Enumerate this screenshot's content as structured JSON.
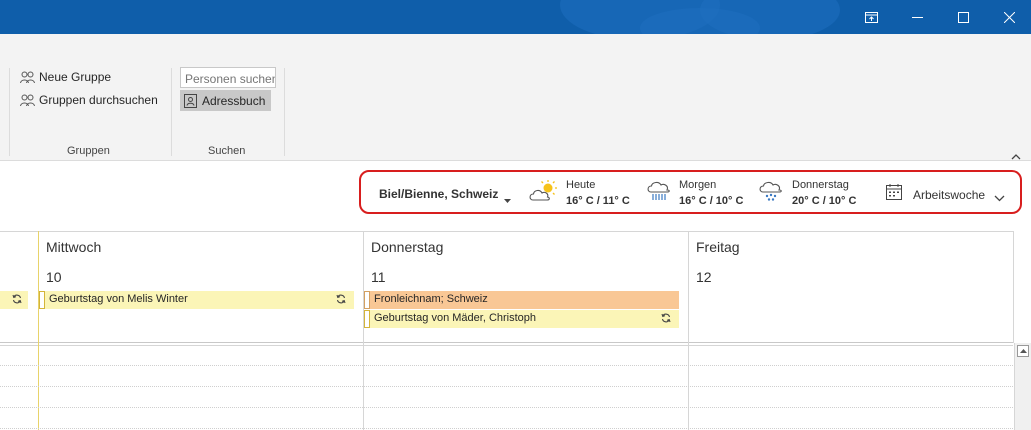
{
  "ribbon": {
    "new_group": "Neue Gruppe",
    "browse_groups": "Gruppen durchsuchen",
    "group_label_groups": "Gruppen",
    "search_people_placeholder": "Personen suchen",
    "address_book": "Adressbuch",
    "group_label_search": "Suchen"
  },
  "weather": {
    "location": "Biel/Bienne, Schweiz",
    "days": [
      {
        "label": "Heute",
        "temp": "16° C / 11° C",
        "icon": "sun-cloud-icon"
      },
      {
        "label": "Morgen",
        "temp": "16° C / 10° C",
        "icon": "rain-cloud-icon"
      },
      {
        "label": "Donnerstag",
        "temp": "20° C / 10° C",
        "icon": "shower-cloud-icon"
      }
    ],
    "view": "Arbeitswoche"
  },
  "calendar": {
    "days": [
      {
        "name": "Mittwoch",
        "number": "10"
      },
      {
        "name": "Donnerstag",
        "number": "11"
      },
      {
        "name": "Freitag",
        "number": "12"
      }
    ],
    "events": {
      "wed": "Geburtstag von Melis Winter",
      "thu_holiday": "Fronleichnam; Schweiz",
      "thu_birthday": "Geburtstag von Mäder, Christoph"
    }
  },
  "colors": {
    "titlebar": "#0f5eaa",
    "event_yellow": "#fbf5b7",
    "event_orange": "#f9c795",
    "highlight_border": "#d81e1e"
  }
}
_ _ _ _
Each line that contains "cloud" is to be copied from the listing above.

        "icon": "sun-cloud-icon"
        "icon": "rain-cloud-icon"
        "icon": "shower-cloud-icon"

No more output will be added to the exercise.